◆ **PROBLEM**: Output the data in full. Keep every entry exactly as written.
--
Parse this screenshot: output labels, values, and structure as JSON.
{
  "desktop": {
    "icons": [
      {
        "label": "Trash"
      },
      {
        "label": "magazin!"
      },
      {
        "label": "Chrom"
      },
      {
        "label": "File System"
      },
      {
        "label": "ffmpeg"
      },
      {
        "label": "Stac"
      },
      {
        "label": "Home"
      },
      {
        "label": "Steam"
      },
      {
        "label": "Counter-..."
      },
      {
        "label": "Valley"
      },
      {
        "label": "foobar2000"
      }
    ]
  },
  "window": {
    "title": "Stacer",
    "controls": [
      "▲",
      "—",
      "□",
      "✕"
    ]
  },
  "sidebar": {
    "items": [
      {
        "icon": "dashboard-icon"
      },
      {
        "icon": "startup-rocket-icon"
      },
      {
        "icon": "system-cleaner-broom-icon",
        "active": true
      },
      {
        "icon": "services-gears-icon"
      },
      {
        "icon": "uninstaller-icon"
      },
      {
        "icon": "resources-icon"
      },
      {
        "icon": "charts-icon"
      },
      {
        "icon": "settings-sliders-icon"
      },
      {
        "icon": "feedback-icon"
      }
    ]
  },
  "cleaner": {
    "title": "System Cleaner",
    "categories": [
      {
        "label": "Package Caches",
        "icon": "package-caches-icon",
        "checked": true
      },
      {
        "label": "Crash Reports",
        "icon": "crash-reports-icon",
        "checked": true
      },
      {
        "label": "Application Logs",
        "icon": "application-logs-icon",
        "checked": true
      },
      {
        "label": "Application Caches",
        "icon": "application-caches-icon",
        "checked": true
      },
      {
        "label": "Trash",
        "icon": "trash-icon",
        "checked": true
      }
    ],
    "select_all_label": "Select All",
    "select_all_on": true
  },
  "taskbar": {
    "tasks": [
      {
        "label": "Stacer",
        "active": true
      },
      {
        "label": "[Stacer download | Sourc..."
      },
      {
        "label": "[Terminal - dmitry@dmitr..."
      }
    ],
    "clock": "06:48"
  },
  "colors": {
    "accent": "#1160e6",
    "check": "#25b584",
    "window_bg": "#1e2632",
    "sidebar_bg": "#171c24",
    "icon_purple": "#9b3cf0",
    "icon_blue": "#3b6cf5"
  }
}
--
◆ **ANSWER TO THIS PROBLEM**:
Parse this screenshot: output labels, values, and structure as JSON.
{
  "desktop": {
    "icons": [
      {
        "label": "Trash"
      },
      {
        "label": "magazin!"
      },
      {
        "label": "Chrom"
      },
      {
        "label": "File System"
      },
      {
        "label": "ffmpeg"
      },
      {
        "label": "Stac"
      },
      {
        "label": "Home"
      },
      {
        "label": "Steam"
      },
      {
        "label": "Counter-..."
      },
      {
        "label": "Valley"
      },
      {
        "label": "foobar2000"
      }
    ]
  },
  "window": {
    "title": "Stacer",
    "controls": [
      "▲",
      "—",
      "□",
      "✕"
    ]
  },
  "sidebar": {
    "items": [
      {
        "icon": "dashboard-icon"
      },
      {
        "icon": "startup-rocket-icon"
      },
      {
        "icon": "system-cleaner-broom-icon",
        "active": true
      },
      {
        "icon": "services-gears-icon"
      },
      {
        "icon": "uninstaller-icon"
      },
      {
        "icon": "resources-icon"
      },
      {
        "icon": "charts-icon"
      },
      {
        "icon": "settings-sliders-icon"
      },
      {
        "icon": "feedback-icon"
      }
    ]
  },
  "cleaner": {
    "title": "System Cleaner",
    "categories": [
      {
        "label": "Package Caches",
        "icon": "package-caches-icon",
        "checked": true
      },
      {
        "label": "Crash Reports",
        "icon": "crash-reports-icon",
        "checked": true
      },
      {
        "label": "Application Logs",
        "icon": "application-logs-icon",
        "checked": true
      },
      {
        "label": "Application Caches",
        "icon": "application-caches-icon",
        "checked": true
      },
      {
        "label": "Trash",
        "icon": "trash-icon",
        "checked": true
      }
    ],
    "select_all_label": "Select All",
    "select_all_on": true
  },
  "taskbar": {
    "tasks": [
      {
        "label": "Stacer",
        "active": true
      },
      {
        "label": "[Stacer download | Sourc..."
      },
      {
        "label": "[Terminal - dmitry@dmitr..."
      }
    ],
    "clock": "06:48"
  },
  "colors": {
    "accent": "#1160e6",
    "check": "#25b584",
    "window_bg": "#1e2632",
    "sidebar_bg": "#171c24",
    "icon_purple": "#9b3cf0",
    "icon_blue": "#3b6cf5"
  }
}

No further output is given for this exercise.